I’ve been involved in making beautiful and interactive fixed layout ebooks since before there was a standard for such things. But trust me, this one is different… It is truly the finest example of interactive children’s story telling I have ever seen, it contains custom movies on every spread, background audio, professional narration and read aloud text highlighting, placed web code, personalisation, interactive animations and puzzles!
Heather O’Connell has more than 20 years experience in the publishing industry and worked her way up from controller to senior management positions at Penguin and Harper Collins. She now runs Bluebird Consulting and also teaches Production both in-house and via the Publishing MA at UCL.

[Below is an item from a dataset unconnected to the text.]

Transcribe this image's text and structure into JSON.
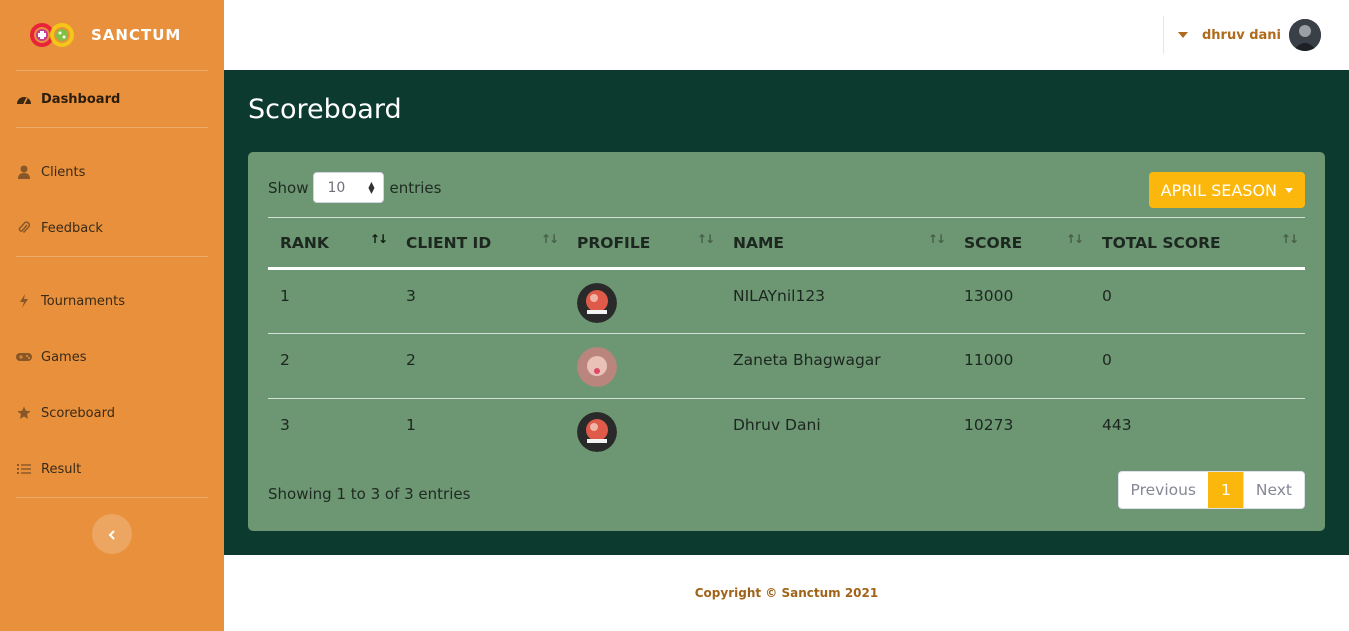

The age of handwriting your ebook and typing it up later is long gone. While I am a lover of beautiful stationery, an ebook writing software can be much more useful.
Most people involved in writing or publishing are aware of the phrase “white space” and realise that the visual impact of a text, whether on page or screen, can have a huge effect on how the reader perceives the content. The problem is that “white space” isn’t a particularly simple concept and a little knowledge can be a dangerous thing.
Sometimes the print production software we use doesn’t make it easy. Take ‘overprinting’ for example. Understanding overprinting can be vital for some print runs to go as planned but it is often a mystery to designers and some production staff too.
Quarto Publishing are looking for an enthusiastic Production person looking to take the next step in their career to join their busy Adult books team based in their Islington office. This Production Controller role is currently a fixed term contract for 9 months, working on a wide range of 4-colour non-fiction titles.
Ken Jones was Technical Production Manager for Penguin and Dorling Kindersley for several years and has since advised publishers such as Parragon, Nosy Crow, Walker Books and Quarto on how to get the best from their print workflow.
Jamie Robinson has been at f1 colour for 24 years, rising through the ranks to Managing Director. Over that time his passion for colour and accuracy has shown no sign of abating, often providing crash courses for production staff at publishers who want to learn more about the ‘dark arts’ of colour and profiling images for print.
Of course the cover is important – you don’t need me to tell you that, but I think the internal pages of a book are just as important. In this blog I’m going to advise about the internal design of books. There are plenty of designers, far better than me, who can advise on good cover design.
For the trained eyes, there is nothing more annoying than looking at a book which is just one letter away from perfect. It is possible that you have made a capital mistake when not checking the rules of capitalization before publishing. It can be a tricky business, but nothing you cannot master by following a set of simple rules. In this article, we are writing about right capitalization and punctuation of titles (of your own books) on the cover and on the title page, with special regard to consistency.
How do you print white? In some complex cases a white ink is used on top of a foil or acetate but on the vast majority of our print jobs to get white you simply don’t print any ink.